By earnest endeavor and God’s grace, when I was 18 years of age I met Paramahansa Yogananda and became his disciple. While in high school, I read a book obtained from a public library that introduced me to the philoso­phy and practices of yoga. I then responded to a magazine advertise­ment that featured Autobiography of a Yogi. While avidly reading that book, I knew that the kriya yoga path was my own. In Decem­ber 1949, I traveled to California and went to the Self-Realization Fellowship headquarters two days before Christmas. While being interviewed by a senior member of the monastic order, Paramahansaji entered the room. After greeting me, his first words were, “How old are you?” A few moments later he touched my forehead with his hand. “I’ll see you again,” he said.

Two days later, during our first private talk, my guru told me, “You should know that this (kriya yoga) path is not one of escapism.” I was to learn that the purpose of spiritual practice is not to withdraw from the world. A kriya yogi must learn to always be superconscious while relating to others, skillfully performing ordinary duties, and living effectively with meaningful purpose.

In this spiritual enlightenment tradition, austerity (insightful self-analysis and disciplined thinking, feeling, and behavior) is emphasized to facilitate psychological transformation.
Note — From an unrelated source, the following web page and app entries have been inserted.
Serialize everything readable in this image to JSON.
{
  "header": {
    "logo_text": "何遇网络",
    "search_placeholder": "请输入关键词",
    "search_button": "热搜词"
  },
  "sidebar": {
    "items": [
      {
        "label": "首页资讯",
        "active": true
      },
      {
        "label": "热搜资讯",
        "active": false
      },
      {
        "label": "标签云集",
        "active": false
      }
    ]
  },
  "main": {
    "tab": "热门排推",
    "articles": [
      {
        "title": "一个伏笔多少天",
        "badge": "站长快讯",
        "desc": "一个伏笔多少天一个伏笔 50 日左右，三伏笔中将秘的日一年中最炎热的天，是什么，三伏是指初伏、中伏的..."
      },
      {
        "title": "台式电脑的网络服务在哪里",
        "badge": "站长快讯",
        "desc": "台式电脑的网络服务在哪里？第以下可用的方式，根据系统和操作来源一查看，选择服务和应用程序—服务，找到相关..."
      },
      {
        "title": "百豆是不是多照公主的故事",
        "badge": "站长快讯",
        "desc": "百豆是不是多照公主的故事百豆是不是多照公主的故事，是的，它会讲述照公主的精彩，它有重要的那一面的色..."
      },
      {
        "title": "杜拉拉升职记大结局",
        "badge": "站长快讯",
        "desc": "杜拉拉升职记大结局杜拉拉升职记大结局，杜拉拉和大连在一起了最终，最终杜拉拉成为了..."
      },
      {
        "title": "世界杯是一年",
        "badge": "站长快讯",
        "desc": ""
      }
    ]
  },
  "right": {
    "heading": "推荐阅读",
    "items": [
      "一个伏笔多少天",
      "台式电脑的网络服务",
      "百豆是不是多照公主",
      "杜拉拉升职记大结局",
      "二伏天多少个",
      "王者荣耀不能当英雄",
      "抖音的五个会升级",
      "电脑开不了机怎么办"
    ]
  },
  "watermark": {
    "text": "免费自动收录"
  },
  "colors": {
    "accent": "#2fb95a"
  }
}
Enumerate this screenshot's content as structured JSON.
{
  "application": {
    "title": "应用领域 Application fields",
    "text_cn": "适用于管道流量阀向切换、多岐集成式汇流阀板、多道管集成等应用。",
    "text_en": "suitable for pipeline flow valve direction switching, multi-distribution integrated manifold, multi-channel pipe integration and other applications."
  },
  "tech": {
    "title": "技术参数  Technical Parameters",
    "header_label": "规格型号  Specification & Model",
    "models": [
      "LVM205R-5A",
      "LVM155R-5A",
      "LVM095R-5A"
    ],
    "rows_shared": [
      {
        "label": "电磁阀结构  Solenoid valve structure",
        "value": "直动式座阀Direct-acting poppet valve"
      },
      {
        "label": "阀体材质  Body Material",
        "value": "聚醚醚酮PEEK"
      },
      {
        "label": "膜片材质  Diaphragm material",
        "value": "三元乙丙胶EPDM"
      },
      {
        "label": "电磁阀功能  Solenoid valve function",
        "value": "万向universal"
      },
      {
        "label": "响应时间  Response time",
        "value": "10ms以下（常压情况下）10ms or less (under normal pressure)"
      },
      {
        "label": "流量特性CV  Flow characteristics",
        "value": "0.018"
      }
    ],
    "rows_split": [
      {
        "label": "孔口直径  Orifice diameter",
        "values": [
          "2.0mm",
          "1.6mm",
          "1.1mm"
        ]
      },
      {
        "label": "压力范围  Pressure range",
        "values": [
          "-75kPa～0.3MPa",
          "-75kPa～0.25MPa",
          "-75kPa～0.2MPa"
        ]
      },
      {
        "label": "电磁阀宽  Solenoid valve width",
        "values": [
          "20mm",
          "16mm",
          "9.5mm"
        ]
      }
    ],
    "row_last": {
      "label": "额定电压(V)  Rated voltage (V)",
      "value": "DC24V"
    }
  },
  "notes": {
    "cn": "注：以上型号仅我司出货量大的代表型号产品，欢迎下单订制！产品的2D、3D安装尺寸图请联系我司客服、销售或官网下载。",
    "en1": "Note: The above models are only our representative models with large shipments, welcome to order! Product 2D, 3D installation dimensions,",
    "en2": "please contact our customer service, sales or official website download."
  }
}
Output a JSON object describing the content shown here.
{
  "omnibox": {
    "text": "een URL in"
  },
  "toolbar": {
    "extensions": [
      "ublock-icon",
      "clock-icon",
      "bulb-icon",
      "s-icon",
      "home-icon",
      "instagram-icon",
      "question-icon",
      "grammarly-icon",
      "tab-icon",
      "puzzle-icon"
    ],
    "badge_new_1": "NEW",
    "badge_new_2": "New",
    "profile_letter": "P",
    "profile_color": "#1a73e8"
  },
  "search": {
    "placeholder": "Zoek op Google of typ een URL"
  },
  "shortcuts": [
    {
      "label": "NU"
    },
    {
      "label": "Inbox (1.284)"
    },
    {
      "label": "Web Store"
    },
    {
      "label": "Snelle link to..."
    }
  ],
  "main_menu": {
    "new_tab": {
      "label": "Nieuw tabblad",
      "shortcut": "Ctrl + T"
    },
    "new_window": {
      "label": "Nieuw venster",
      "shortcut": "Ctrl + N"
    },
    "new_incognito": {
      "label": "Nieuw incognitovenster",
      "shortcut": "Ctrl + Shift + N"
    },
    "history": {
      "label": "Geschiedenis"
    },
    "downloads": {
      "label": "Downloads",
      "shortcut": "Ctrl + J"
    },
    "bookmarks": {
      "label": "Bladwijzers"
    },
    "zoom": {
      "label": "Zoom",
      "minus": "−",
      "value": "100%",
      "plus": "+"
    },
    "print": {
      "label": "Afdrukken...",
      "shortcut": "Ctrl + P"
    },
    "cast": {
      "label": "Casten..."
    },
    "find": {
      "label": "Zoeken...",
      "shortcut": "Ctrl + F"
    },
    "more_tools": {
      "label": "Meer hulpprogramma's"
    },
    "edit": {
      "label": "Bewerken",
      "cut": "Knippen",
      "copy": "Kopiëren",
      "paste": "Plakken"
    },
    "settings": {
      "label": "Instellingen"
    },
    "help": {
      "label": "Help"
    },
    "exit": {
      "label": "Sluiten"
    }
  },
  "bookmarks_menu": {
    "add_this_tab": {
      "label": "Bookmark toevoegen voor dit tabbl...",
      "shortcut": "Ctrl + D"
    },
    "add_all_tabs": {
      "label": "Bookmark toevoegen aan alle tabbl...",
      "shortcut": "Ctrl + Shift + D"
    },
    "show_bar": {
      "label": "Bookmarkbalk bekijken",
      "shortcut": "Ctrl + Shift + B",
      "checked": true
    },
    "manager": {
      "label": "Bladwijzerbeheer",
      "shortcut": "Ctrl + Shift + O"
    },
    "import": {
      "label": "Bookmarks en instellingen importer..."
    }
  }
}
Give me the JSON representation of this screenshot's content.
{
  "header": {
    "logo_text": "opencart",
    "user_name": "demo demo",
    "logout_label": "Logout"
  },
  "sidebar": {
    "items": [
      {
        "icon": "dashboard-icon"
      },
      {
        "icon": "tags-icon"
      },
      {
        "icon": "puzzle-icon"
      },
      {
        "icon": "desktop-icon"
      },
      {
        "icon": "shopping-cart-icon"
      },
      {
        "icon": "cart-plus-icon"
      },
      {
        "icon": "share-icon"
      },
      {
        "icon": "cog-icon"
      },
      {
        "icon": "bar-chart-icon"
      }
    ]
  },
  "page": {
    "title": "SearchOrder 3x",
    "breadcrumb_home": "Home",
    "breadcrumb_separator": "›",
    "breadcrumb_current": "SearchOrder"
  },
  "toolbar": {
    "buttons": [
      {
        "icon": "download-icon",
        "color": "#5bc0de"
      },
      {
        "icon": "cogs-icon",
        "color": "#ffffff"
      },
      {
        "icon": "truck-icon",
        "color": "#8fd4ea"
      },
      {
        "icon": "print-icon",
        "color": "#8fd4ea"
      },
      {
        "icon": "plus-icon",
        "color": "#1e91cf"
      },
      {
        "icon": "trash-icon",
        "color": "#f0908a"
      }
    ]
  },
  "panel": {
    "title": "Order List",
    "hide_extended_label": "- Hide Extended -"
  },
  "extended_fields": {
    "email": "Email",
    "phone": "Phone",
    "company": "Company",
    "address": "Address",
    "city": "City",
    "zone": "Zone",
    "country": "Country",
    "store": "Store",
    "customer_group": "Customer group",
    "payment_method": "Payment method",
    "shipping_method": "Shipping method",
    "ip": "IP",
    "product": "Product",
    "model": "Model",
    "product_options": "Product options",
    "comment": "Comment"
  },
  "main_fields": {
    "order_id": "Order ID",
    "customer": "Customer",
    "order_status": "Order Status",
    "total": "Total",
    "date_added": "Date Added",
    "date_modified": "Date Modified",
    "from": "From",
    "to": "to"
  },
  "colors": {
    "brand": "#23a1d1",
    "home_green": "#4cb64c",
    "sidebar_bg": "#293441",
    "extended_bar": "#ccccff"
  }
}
Study (insightful examina­tion) of the real nature of the soul, consciousness and its processes, and the reality of God enables one to acquire accurate knowledge and to apprehend the truth; what is real, in contrast to what was formerly presumed as real. Surrender to God is the letting go of the illusional sense of selfhood in favor of directly realizing (apprehending and expe­riencing) one’s essence of being, which is pure consciousness.

Kriya means “action.” For the practi­tioner of yoga, kriyas are productive actions implemented to accom­plish chosen purposes, and the transformative, regenerative actions which spontaneously occur in the body and mind when obvious spiri­tual awakening has occurred. The word yoga is commonly used to refer to procedures which harmonize the interactions of body, mind and soul. In the yoga-sutras written by Patanjali approximately two thousand years ago, the meaning is two-fold: procedures to be learned and practiced; clarified states of aware­ness which may be experienced by attentive, knowledgeable practice.

Teachers of this kriya yoga path proclaim that it is possible, by wholesome living, the systematic development of intellectual and intuitive powers, proficient meditation practice, and the redemptive actions of grace, to experience rapid spiritual growth that culminates in illumination of consciousness in a few years.

For truth seekers who once believed that many decades, perhaps incarnations, of arduous endeavor was to be their fate, being informed of the possibility that Self- and God-knowledge can be quickly realized should inspire and motivate them to be more focused, decisive, and purposeful.

Roy Eugene Davis is founder and director of Center for Spiritual Awareness in Lakemont, Ga. Davis has taught for over 50 years domestically and internationally. His books include: Seven Lessons in Conscious Living; An Easy Guide to Meditation; and Paramahansa Yogananda as I Knew Him.

Davis will be speaking March 7 in San Jose. See Spiritual Calendar for details.